As for the other five abstentions - Christine Fletcher, Tracy Mulholland, Desley Simpson, Wayne Walker and John Watson - Greater Auckland blogger Matt Lowrie told Q+A said it showed that councillors knew the cycling project was good and wanted it to be built.
But, it was likely they didn't want to be put on the record as voting for the plan, Lowrie said.
"I think people are just scared of change, often… change is hard and some people don't want it.
"Particularly those councillors that abstained, I think, are trying to appease those voters as opposed to looking to the future and trying to build a better city."
Transport planners modelled that the initial $306 million investment would mean, by 2030, 1.3% of the distance people travel by all modes of transport in Auckland would be made up of journeys by cycling.
They said a further $1.7 billion over a decade was needed to reach the city's climate goal of 7% of trips by cycling and micro-mobility - such as by scooter - by 2030.

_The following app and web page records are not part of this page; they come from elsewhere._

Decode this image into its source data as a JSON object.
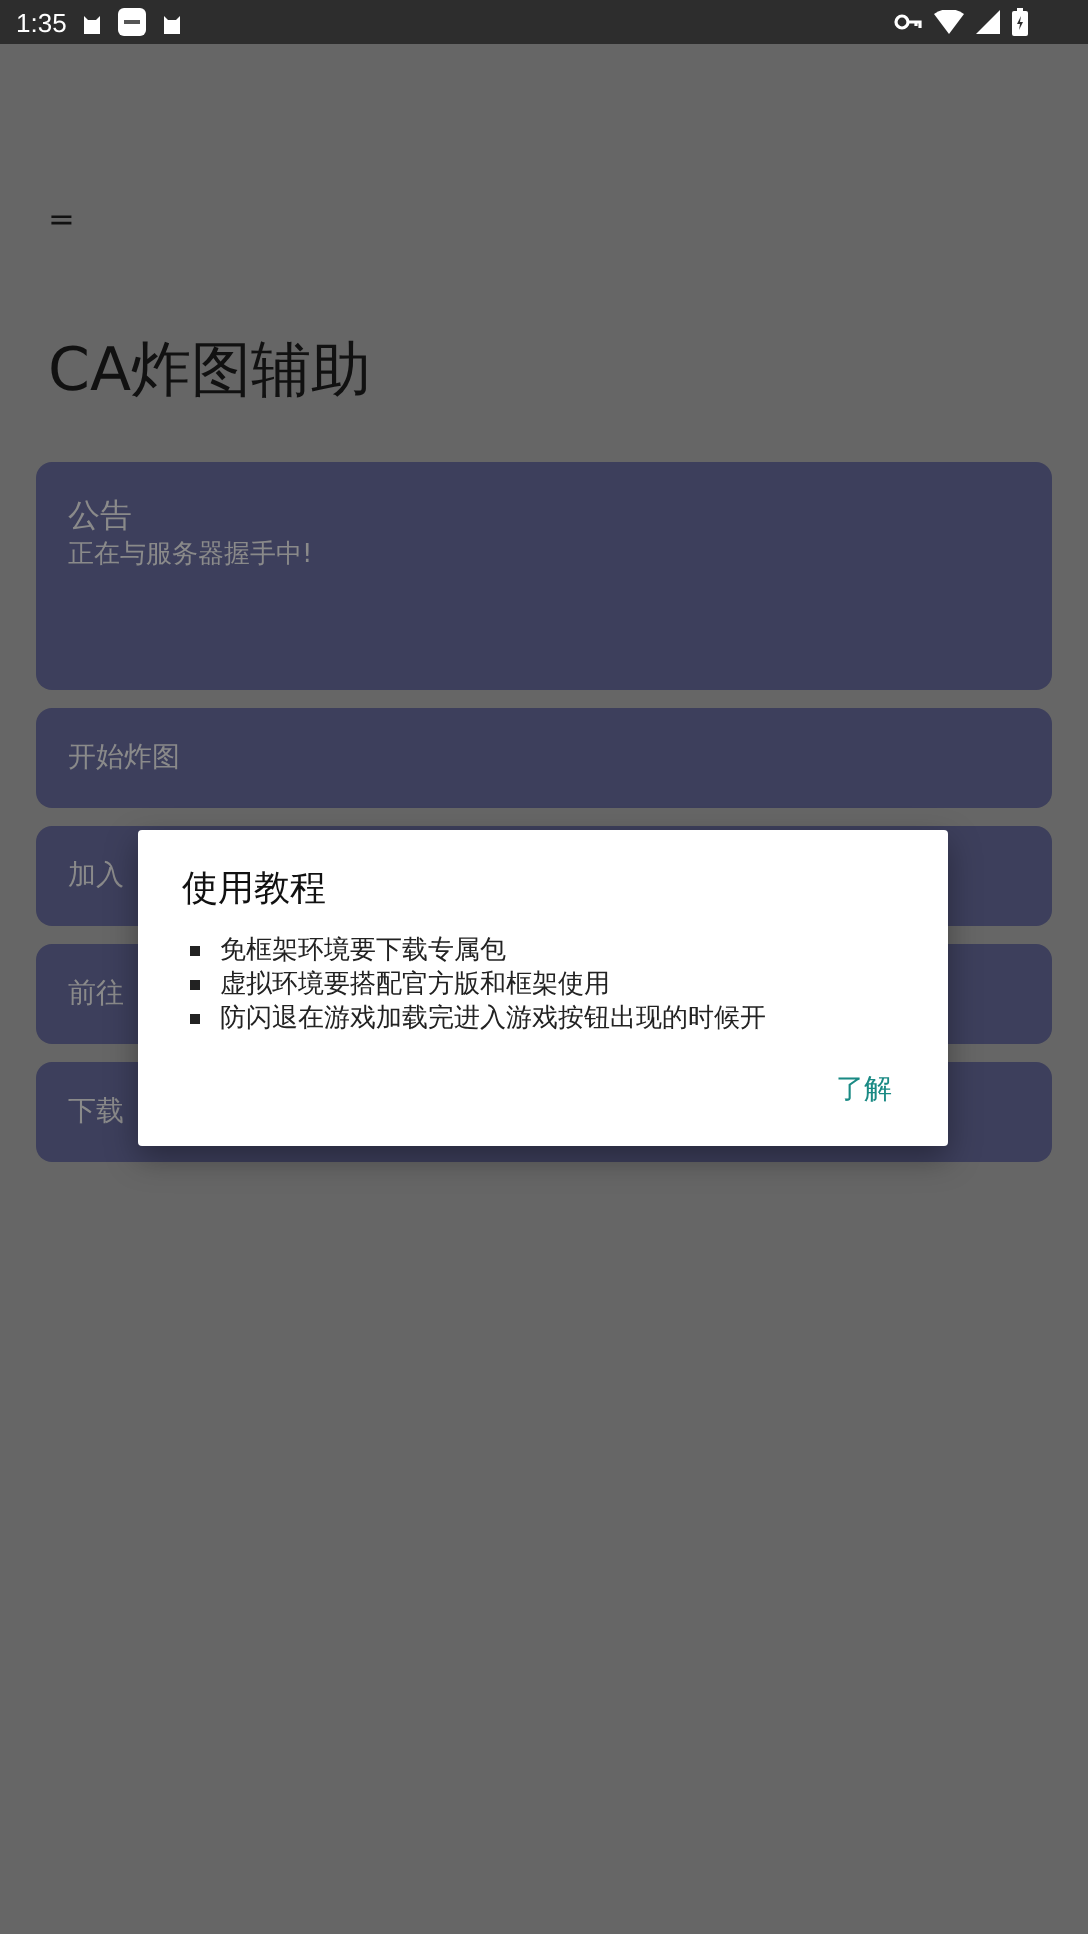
{
  "status_bar": {
    "time": "1:35"
  },
  "menu_icon": "=",
  "title": "CA炸图辅助",
  "notice": {
    "title": "公告",
    "text": "正在与服务器握手中!"
  },
  "buttons": [
    {
      "label": "开始炸图"
    },
    {
      "label": "加入"
    },
    {
      "label": "前往"
    },
    {
      "label": "下载"
    }
  ],
  "dialog": {
    "title": "使用教程",
    "items": [
      "免框架环境要下载专属包",
      "虚拟环境要搭配官方版和框架使用",
      "防闪退在游戏加载完进入游戏按钮出现的时候开"
    ],
    "action": "了解"
  }
}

The news of the cycleway plan on Thursday drew strong criticism from National's transport spokesperson Simeon Brown.
"Auckland Council's proposed $2 billion spend up on cycleways in Auckland is just another example of the left-wing transport ideology being forced on Kiwis," Brown tweeted.
He said the proposal - which transport officials estimated would see cycling mode share increase from 1.2% of commuters to 3% by 2030 - was "an insane amount of money for very little benefit".
In contrast, recent consultation by Auckland Council also found residents overwhelmingly backed a proposal to pay a targeted rate to help address climate change. The rate would be put towards things like walking and cycling infrastructure.
The cycleway plan was also estimated to have a cost-to-benefit ratio of 2.2 to 2.3. That means for every $1 spent on it, it was expected to produce at least $2.20 of benefits. Lowrie said it was likely that those estimates were "conservative" because it was difficult to model the actual impact of cycling infrastructure.
He said some roading infrastructure also had a lower cost-to-benefit ratio, and that those projects go ahead regardless of what they were.
As for the relative lack of people cycling around Auckland compared to the likes of Wellington or Nelson, Lowrie said Auckland was very spread out and the lack of safe routes deterred people.
Cycling advocacy group Cycling Action Network said six cyclists had died on New Zealand's roads in 2022.
Still, the cost of Auckland's cycling infrastructure was some of the most expensive in the world at around $30 a person, according to an independent report by Abley. That's compared to New York's figure of $2.
Lowrie said the cost was not acceptable.
"We've got ourselves into a situation where we're trying to appease people by not taking away things like roadside parking on arterials."
That meant roads needed to be widened or off-road solutions needed to be found for cycling, which was more expensive, he said.
Lowrie said it would be cheaper to re-allocate road space for cycling.